Neko Case -- Knock Loud (Sook-Yin Lee cover)
Neko Case -- Favorite
Neko Case -- Set Out Running
Neko Case -- Hex (Catherine Irwin cover)
Neko Case & The Sadies -- Rated X (Loretta Lynn cover)
Neko Case & The Sadies -- My '63
And, so as not to give anyone a short shrift, here's a mini-primer to the career of Kelly Hogan via a few mp3s -- her time with The Jody Grind, The Rock*a*Teens, her Bloodshot albums, etc. (Oddly, I don't seem to have any tracks from her very out of print Daemon Records release "The Whistle Only Dogs Can Hear" with me today...) I've been meaning to expand this into a larger entry -- maybe I'll finally get around to it over on DFG someday. Since Neko's tour is over, you can find Kelly at Chicago's Hideout, tending bar and occasionally performing with her backing band, The Wooden Leg.
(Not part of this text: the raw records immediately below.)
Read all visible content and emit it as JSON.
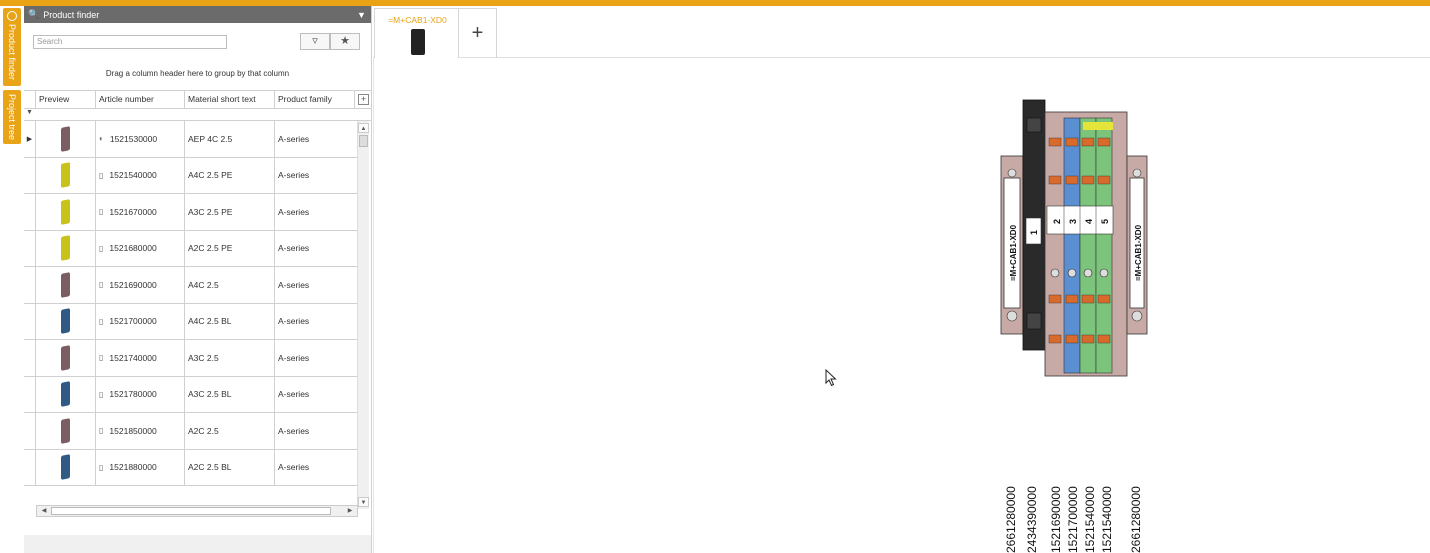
{
  "colors": {
    "accent": "#e8a317",
    "panel_header": "#6b6b6b"
  },
  "sidebar_tabs": [
    "Product finder",
    "Project tree"
  ],
  "panel": {
    "title": "Product finder",
    "search_placeholder": "Search",
    "group_hint": "Drag a column header here to group by that column",
    "columns": [
      "Preview",
      "Article number",
      "Material short text",
      "Product family"
    ],
    "rows": [
      {
        "article": "1521530000",
        "text": "AEP 4C 2.5",
        "family": "A-series",
        "color": "#7a5e62",
        "icon": "view-icon"
      },
      {
        "article": "1521540000",
        "text": "A4C 2.5 PE",
        "family": "A-series",
        "color": "#c8c21a",
        "icon": "doc-icon"
      },
      {
        "article": "1521670000",
        "text": "A3C 2.5 PE",
        "family": "A-series",
        "color": "#c8c21a",
        "icon": "doc-icon"
      },
      {
        "article": "1521680000",
        "text": "A2C 2.5 PE",
        "family": "A-series",
        "color": "#c8c21a",
        "icon": "doc-icon"
      },
      {
        "article": "1521690000",
        "text": "A4C 2.5",
        "family": "A-series",
        "color": "#7a5e62",
        "icon": "doc-icon"
      },
      {
        "article": "1521700000",
        "text": "A4C 2.5 BL",
        "family": "A-series",
        "color": "#2f5a86",
        "icon": "doc-icon"
      },
      {
        "article": "1521740000",
        "text": "A3C 2.5",
        "family": "A-series",
        "color": "#7a5e62",
        "icon": "doc-icon"
      },
      {
        "article": "1521780000",
        "text": "A3C 2.5 BL",
        "family": "A-series",
        "color": "#2f5a86",
        "icon": "doc-icon"
      },
      {
        "article": "1521850000",
        "text": "A2C 2.5",
        "family": "A-series",
        "color": "#7a5e62",
        "icon": "doc-icon"
      },
      {
        "article": "1521880000",
        "text": "A2C 2.5 BL",
        "family": "A-series",
        "color": "#2f5a86",
        "icon": "doc-icon"
      }
    ]
  },
  "document_tab": {
    "label": "=M+CAB1-XD0",
    "add_label": "+"
  },
  "terminal": {
    "end_label": "=M+CAB1-XD0",
    "numbers": [
      "1",
      "2",
      "3",
      "4",
      "5"
    ]
  },
  "article_labels": [
    "2661280000",
    "2434390000",
    "1521690000",
    "1521700000",
    "1521540000",
    "1521540000",
    "2661280000"
  ]
}
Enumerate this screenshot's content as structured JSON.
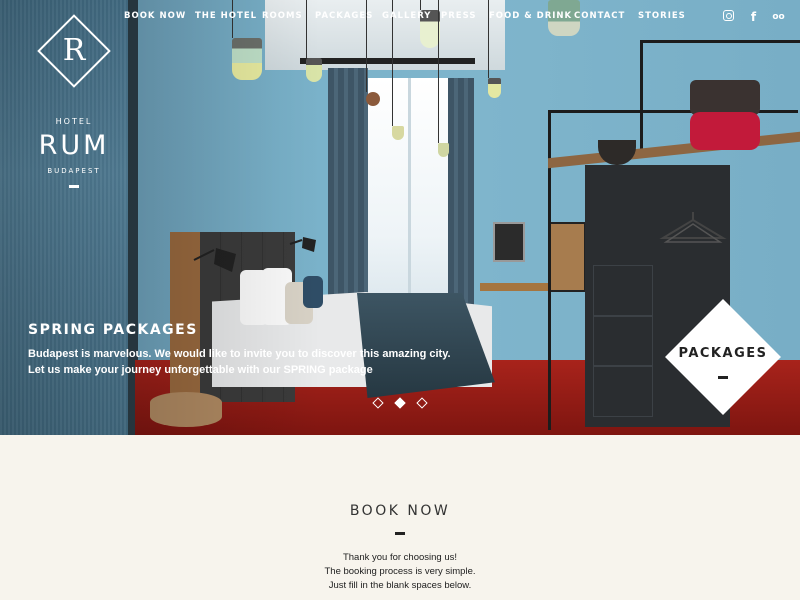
{
  "nav": {
    "items": [
      {
        "label": "BOOK NOW"
      },
      {
        "label": "THE HOTEL"
      },
      {
        "label": "ROOMS"
      },
      {
        "label": "PACKAGES"
      },
      {
        "label": "GALLERY"
      },
      {
        "label": "PRESS"
      },
      {
        "label": "FOOD & DRINK"
      },
      {
        "label": "CONTACT"
      },
      {
        "label": "STORIES"
      }
    ]
  },
  "social": {
    "icons": [
      "instagram-icon",
      "facebook-icon",
      "tripadvisor-icon"
    ],
    "facebook_glyph": "f",
    "tripadvisor_glyph": "oo"
  },
  "logo": {
    "letter": "R",
    "hotel": "HOTEL",
    "name": "RUM",
    "city": "BUDAPEST"
  },
  "hero": {
    "title": "SPRING PACKAGES",
    "line1": "Budapest is marvelous. We would like to invite you to discover this amazing city.",
    "line2": "Let us make your journey unforgettable with our SPRING package",
    "slides": 3,
    "active_slide": 2
  },
  "badge": {
    "label": "PACKAGES"
  },
  "booking": {
    "title": "BOOK NOW",
    "lines": [
      "Thank you for choosing us!",
      "The booking process is very simple.",
      "Just fill in the blank spaces below."
    ]
  },
  "colors": {
    "page_background": "#f7f4ed",
    "hero_wall": "#7fb5cc",
    "floor_red": "#a8231b",
    "text_dark": "#222222"
  }
}
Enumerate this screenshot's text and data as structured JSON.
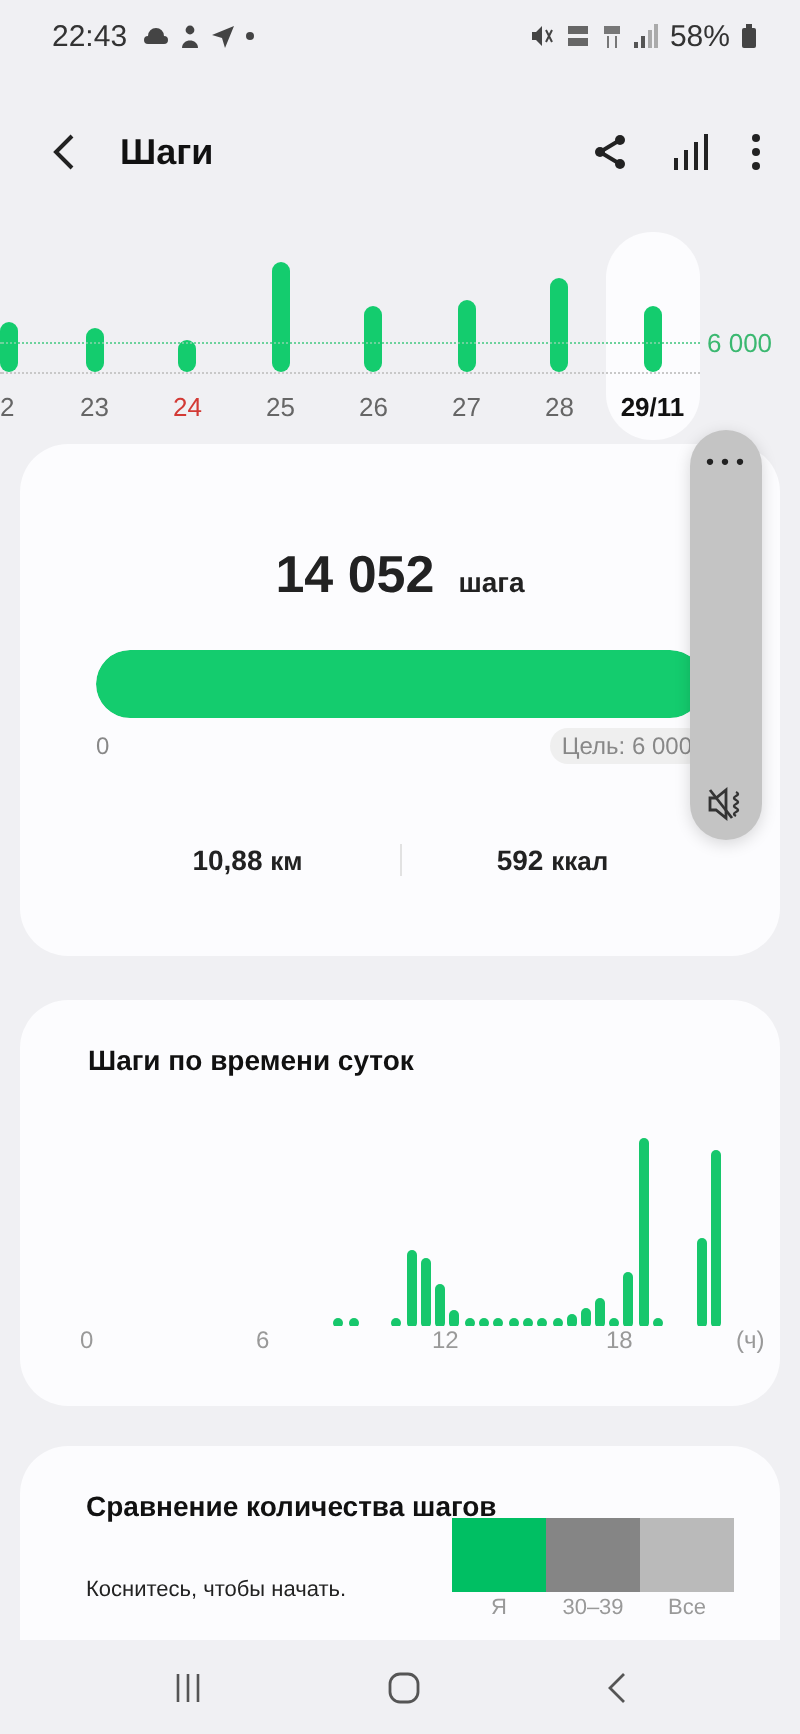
{
  "status_bar": {
    "time": "22:43",
    "battery": "58%"
  },
  "header": {
    "title": "Шаги"
  },
  "week": {
    "goal_label": "6 000",
    "days": [
      {
        "label": "2",
        "selected": false,
        "weekend": false
      },
      {
        "label": "23",
        "selected": false,
        "weekend": false
      },
      {
        "label": "24",
        "selected": false,
        "weekend": true
      },
      {
        "label": "25",
        "selected": false,
        "weekend": false
      },
      {
        "label": "26",
        "selected": false,
        "weekend": false
      },
      {
        "label": "27",
        "selected": false,
        "weekend": false
      },
      {
        "label": "28",
        "selected": false,
        "weekend": false
      },
      {
        "label": "29/11",
        "selected": true,
        "weekend": false
      }
    ]
  },
  "summary": {
    "steps": "14 052",
    "unit": "шага",
    "level": 1.0,
    "min_label": "0",
    "goal": "Цель: 6 000",
    "stats": [
      {
        "value": "10,88",
        "unit": "км"
      },
      {
        "value": "592",
        "unit": "ккал"
      }
    ]
  },
  "volume_panel": {
    "more": "•••"
  },
  "hourly": {
    "title": "Шаги по времени суток",
    "ticks": [
      "0",
      "6",
      "12",
      "18"
    ],
    "unit": "(ч)"
  },
  "comparison": {
    "title": "Сравнение количества шагов",
    "hint": "Коснитесь, чтобы начать.",
    "groups": [
      {
        "label": "Я",
        "color": "#00bf63"
      },
      {
        "label": "30–39",
        "color": "#858585"
      },
      {
        "label": "Все",
        "color": "#bababa"
      }
    ]
  }
}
The Jody Grind -- Peter Gunn (cover of the theme from "Peter Gunn")
The Rock*A*Teens -- Someone Like You (Knitters cover)
Kelly Hogan & John Wesley Harding -- It's Only Make Believe (Conway Twitty cover)
Kelly Hogan & The Mellowcremes -- Hanky Panky Woman (Loretta Lynn cover)
Kelly Hogan -- Strayed ((smog) cover, repost)
Kelly Hogan -- Living Without You (Randy Newman cover)
Kelly Hogan -- No Bobby Don't